Provided records »
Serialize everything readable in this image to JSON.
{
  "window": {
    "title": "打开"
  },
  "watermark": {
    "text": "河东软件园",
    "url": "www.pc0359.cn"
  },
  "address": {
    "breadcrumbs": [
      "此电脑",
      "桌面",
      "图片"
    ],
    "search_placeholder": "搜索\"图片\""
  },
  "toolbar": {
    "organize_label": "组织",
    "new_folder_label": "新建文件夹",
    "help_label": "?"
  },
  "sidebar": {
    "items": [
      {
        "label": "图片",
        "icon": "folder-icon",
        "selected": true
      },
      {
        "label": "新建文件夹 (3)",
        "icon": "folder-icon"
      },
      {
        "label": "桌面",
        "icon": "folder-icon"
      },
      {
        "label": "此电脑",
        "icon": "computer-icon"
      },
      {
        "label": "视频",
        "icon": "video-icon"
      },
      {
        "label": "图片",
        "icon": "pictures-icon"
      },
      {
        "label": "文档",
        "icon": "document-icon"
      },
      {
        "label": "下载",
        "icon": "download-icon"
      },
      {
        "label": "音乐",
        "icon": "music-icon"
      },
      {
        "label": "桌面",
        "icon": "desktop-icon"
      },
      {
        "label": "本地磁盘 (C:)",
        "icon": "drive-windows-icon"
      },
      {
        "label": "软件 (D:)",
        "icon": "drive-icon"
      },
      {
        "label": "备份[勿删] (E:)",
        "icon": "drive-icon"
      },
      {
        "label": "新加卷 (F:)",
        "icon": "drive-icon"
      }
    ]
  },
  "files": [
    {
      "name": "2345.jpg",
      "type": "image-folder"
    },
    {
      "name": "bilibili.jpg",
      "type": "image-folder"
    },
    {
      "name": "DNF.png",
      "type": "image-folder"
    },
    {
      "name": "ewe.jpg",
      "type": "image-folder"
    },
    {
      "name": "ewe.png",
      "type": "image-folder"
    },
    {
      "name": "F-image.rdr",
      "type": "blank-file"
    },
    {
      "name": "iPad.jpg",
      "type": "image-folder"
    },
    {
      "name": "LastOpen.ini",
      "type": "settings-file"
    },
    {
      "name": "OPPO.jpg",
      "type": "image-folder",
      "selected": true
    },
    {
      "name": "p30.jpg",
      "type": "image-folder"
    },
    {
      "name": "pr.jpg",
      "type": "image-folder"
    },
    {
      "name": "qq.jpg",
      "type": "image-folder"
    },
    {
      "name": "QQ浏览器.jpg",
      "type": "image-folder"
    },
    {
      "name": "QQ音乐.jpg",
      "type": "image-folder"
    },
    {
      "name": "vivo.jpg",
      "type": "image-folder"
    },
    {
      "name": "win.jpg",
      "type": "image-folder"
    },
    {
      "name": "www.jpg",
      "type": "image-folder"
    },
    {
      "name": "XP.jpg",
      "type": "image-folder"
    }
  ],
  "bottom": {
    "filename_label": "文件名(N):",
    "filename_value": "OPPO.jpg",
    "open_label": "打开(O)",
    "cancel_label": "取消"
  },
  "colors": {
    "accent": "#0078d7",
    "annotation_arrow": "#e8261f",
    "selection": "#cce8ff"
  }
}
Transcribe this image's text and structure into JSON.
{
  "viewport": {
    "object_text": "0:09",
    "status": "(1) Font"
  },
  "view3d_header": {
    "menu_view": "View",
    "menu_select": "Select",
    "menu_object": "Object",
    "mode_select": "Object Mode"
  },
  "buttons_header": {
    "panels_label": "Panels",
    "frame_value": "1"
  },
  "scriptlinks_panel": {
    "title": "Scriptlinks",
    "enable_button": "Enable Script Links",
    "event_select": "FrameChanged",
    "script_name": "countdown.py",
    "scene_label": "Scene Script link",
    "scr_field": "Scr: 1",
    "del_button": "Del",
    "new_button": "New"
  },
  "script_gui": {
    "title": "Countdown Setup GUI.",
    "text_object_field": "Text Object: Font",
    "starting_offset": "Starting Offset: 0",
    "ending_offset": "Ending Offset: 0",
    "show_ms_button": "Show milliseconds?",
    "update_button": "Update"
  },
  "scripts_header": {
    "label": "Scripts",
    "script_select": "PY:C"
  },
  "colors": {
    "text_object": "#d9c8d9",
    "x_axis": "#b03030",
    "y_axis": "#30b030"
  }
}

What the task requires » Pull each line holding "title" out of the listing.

Solution below »
    "title": "打开"
    "title": "Scriptlinks",
    "title": "Countdown Setup GUI.",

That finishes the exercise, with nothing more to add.